In video works, the wavelike sounds of microphone feedback are important, and the glitchy low-resolution of digital imagery is indicative of our failures to capture nature completely or effectively. Nature may just require something much more of us than that, something much more experimental. The apparatuses of image production, as Hanson’s work suggests, are no better at translating some distant place for us than the sustained interpretive labor of
someone stationary, watching and weaving, over a duration all her own.

Paul Anthony Smith bases much of his artistic activity in the world around the concentrated and purposeful practice of watching. Smith sees the world his way and wants to share those visions with us. Including painting, video, and documentary photography transformed into what Smith has termed picotage, much of his artwork represents exercises in anonymity and (ex)change.

Photographs of pedestrians are all too readily labeled as having to do with “everyday life” in some polite, often patronizing, and precious sense of the phrase. We like to pretend we know what everyday life entails. We like to pretend that everyday life can be contained like a darling pet. We often apply some kind of vague authenticity to the simple actions of those we see circulating about town in street photography, as though the lives of the most innocuous-seeming individuals couldn’t also be filled with intrigue, mystery, and danger. We want to consider ourselves at a remove from the fishbowl lives of these commoners, who ignorantly dwell in a world much less complicated than our own fast-paced and cosmopolitan lives.
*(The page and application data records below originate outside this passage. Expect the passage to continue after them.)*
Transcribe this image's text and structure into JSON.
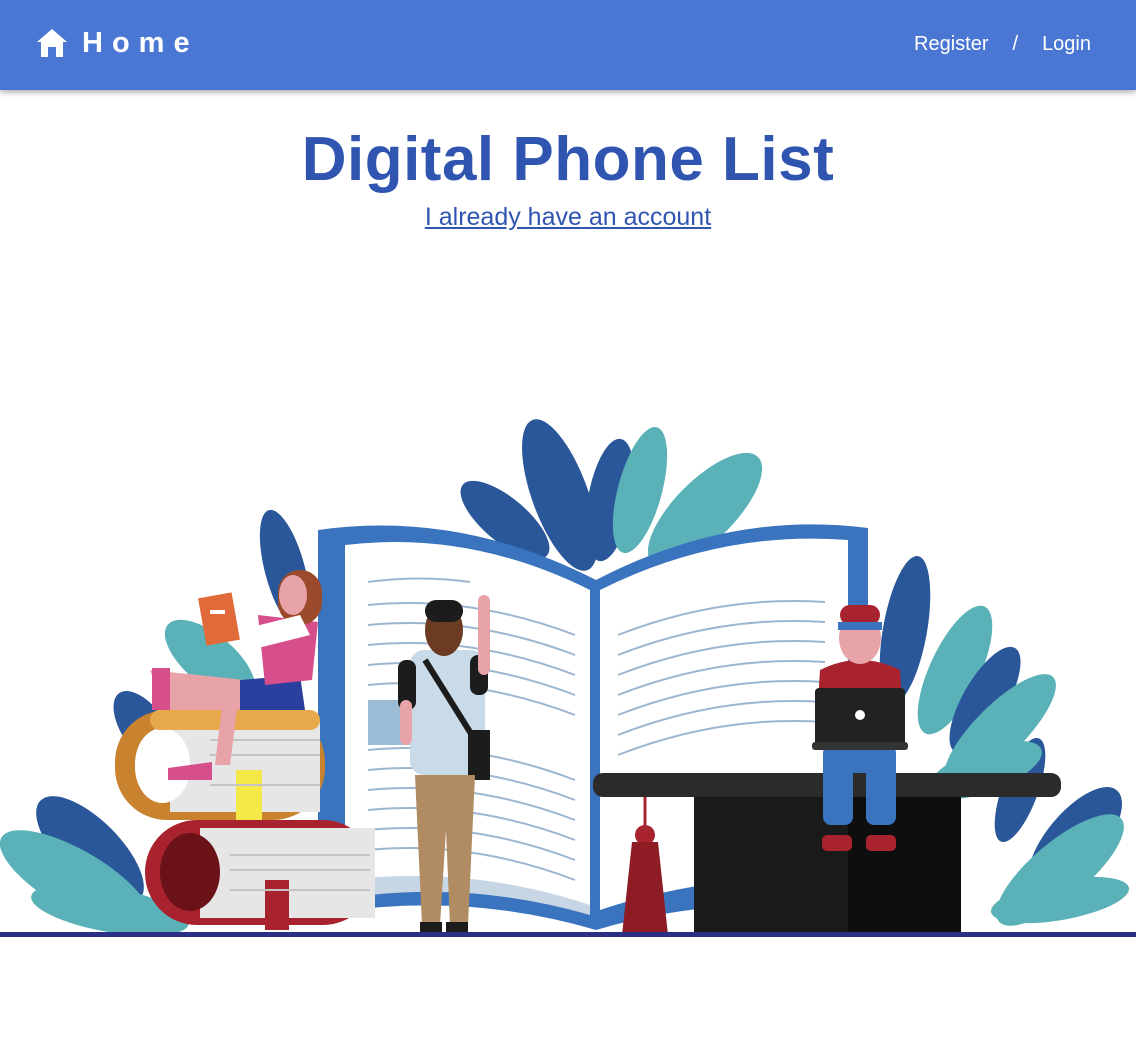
{
  "header": {
    "brand_icon": "home-icon",
    "brand_label": "Home",
    "register_label": "Register",
    "separator": "/",
    "login_label": "Login"
  },
  "hero": {
    "title": "Digital Phone List",
    "account_link": "I already have an account"
  },
  "illustration": {
    "name": "students-reading-illustration"
  },
  "colors": {
    "navbar": "#4a77d4",
    "title": "#2f55b0",
    "baseline": "#2b2f86"
  }
}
Focusing his lens on the people of his native Jamaica, Smith certainly knows better and seems to generously suggest that perhaps something much richer than the ordinary is almost always already going on.
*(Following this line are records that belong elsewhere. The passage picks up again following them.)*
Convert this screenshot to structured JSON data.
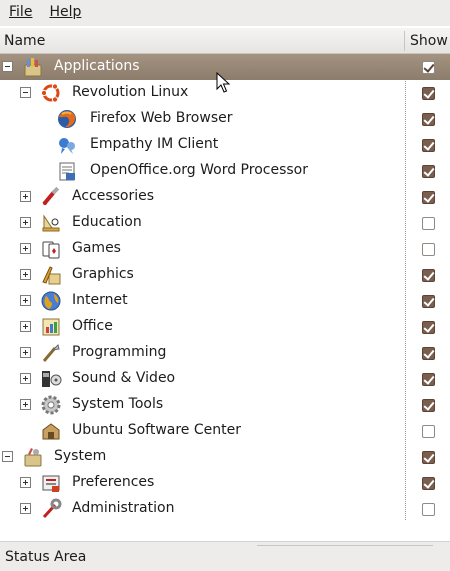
{
  "menu": {
    "file": "File",
    "help": "Help"
  },
  "columns": {
    "name": "Name",
    "show": "Show"
  },
  "rows": [
    {
      "label": "Applications",
      "level": 0,
      "expander": "minus",
      "icon": "applications-icon",
      "show": true,
      "selected": true
    },
    {
      "label": "Revolution Linux",
      "level": 1,
      "expander": "minus",
      "icon": "ubuntu-logo-icon",
      "show": true
    },
    {
      "label": "Firefox Web Browser",
      "level": 2,
      "expander": "none",
      "icon": "firefox-icon",
      "show": true
    },
    {
      "label": "Empathy IM Client",
      "level": 2,
      "expander": "none",
      "icon": "empathy-icon",
      "show": true
    },
    {
      "label": "OpenOffice.org Word Processor",
      "level": 2,
      "expander": "none",
      "icon": "writer-icon",
      "show": true
    },
    {
      "label": "Accessories",
      "level": 1,
      "expander": "plus",
      "icon": "accessories-icon",
      "show": true
    },
    {
      "label": "Education",
      "level": 1,
      "expander": "plus",
      "icon": "education-icon",
      "show": false
    },
    {
      "label": "Games",
      "level": 1,
      "expander": "plus",
      "icon": "games-icon",
      "show": false
    },
    {
      "label": "Graphics",
      "level": 1,
      "expander": "plus",
      "icon": "graphics-icon",
      "show": true
    },
    {
      "label": "Internet",
      "level": 1,
      "expander": "plus",
      "icon": "internet-globe-icon",
      "show": true
    },
    {
      "label": "Office",
      "level": 1,
      "expander": "plus",
      "icon": "office-icon",
      "show": true
    },
    {
      "label": "Programming",
      "level": 1,
      "expander": "plus",
      "icon": "programming-icon",
      "show": true
    },
    {
      "label": "Sound & Video",
      "level": 1,
      "expander": "plus",
      "icon": "sound-video-icon",
      "show": true
    },
    {
      "label": "System Tools",
      "level": 1,
      "expander": "plus",
      "icon": "system-tools-icon",
      "show": true
    },
    {
      "label": "Ubuntu Software Center",
      "level": 1,
      "expander": "none",
      "icon": "software-center-icon",
      "show": false
    },
    {
      "label": "System",
      "level": 0,
      "expander": "minus",
      "icon": "system-icon",
      "show": true
    },
    {
      "label": "Preferences",
      "level": 1,
      "expander": "plus",
      "icon": "preferences-icon",
      "show": true
    },
    {
      "label": "Administration",
      "level": 1,
      "expander": "plus",
      "icon": "administration-icon",
      "show": false
    }
  ],
  "status": {
    "text": "Status Area"
  },
  "colors": {
    "selection": "#9a8977",
    "checked": "#7a5e4e",
    "background": "#edeceb"
  }
}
Drama can be quiet. Negotiations of danger happen everyday. Training his video camera on a single-lane commuter bridge in front of the house where he grew up in Port Antonio, Jamaica, Smith simply captures a day in the life of use of that bridge. Simple enough. Yet, this is no serene Claude Monet of a bridge over an impressionistic moat of cutesy waterlillies: this is a bridge people need to use often and expediently. This is an unmonitored single-lane bridge without traffic lights to warn you of oncoming cars. This is a bridge that connects locals to and from the airport and work, and the rest is probably none of our business.

Framing the video as he does, disallowing the viewer any sense of when cars could be coming from behind or when a car may appear from beyond the far side of the bridge, Smith relays the ever-present possibility of catastrophe and how we, as humans, rely on one another in our attempts to avoid just that. The same vigilant style of driving the bridge requires of its users, Smith requires from us as watchers. The video is thrilling, still, and mundane, often boring and punctuated by moments of local children randomly setting off fireworks in the road—the suddenness of their bursts enough to remind us that rupture is possible at any and all times.
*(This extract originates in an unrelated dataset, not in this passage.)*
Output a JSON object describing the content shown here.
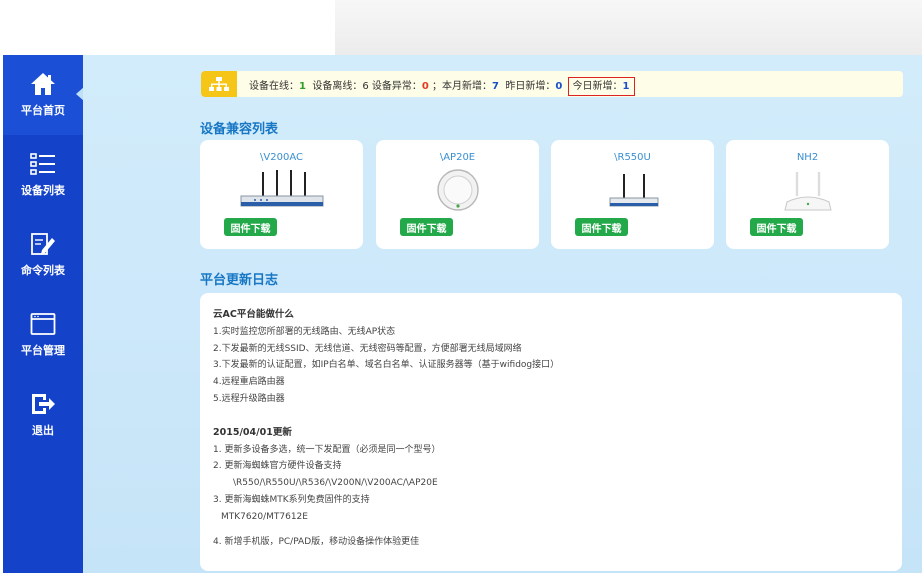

The disrupted body, the body undone. These are just two of the many ways by which we could describe what Smith is doing to the figures of those pictured in his picotage works. Personally, I consider them to be exercises in decorative decay. Simultaneously destroying the image and rendering it mor luscious, Smith’s technique speaks to traditions of scarification and other forms of body modification practiced by distinct cultures the world over. Therefore, it would seem inconsistent to suggest that Smith’s interest is in voiding out detail or rendering the everyday people at the center of these picotage works as more anonymous. Instead, it seems much more the case that Smith’s desire is to render them more porous, penetrable, vulnerable, and knowable. After all, it is Smith with his ceramic pick-tool in hand, laboring over the image, picking it apart, rupturing the body, producing the detail, and spending the time. Strangely.

Danny Orendorff
Charlotte Street Foundation
October 2013

Back to top

arrow Charlotte Street Visual Artist Award winners get a lot of things right, Kansas City Star Review (PDF)
arrow Pitch Arts Review by Liz Cook
January 2014 (PDF)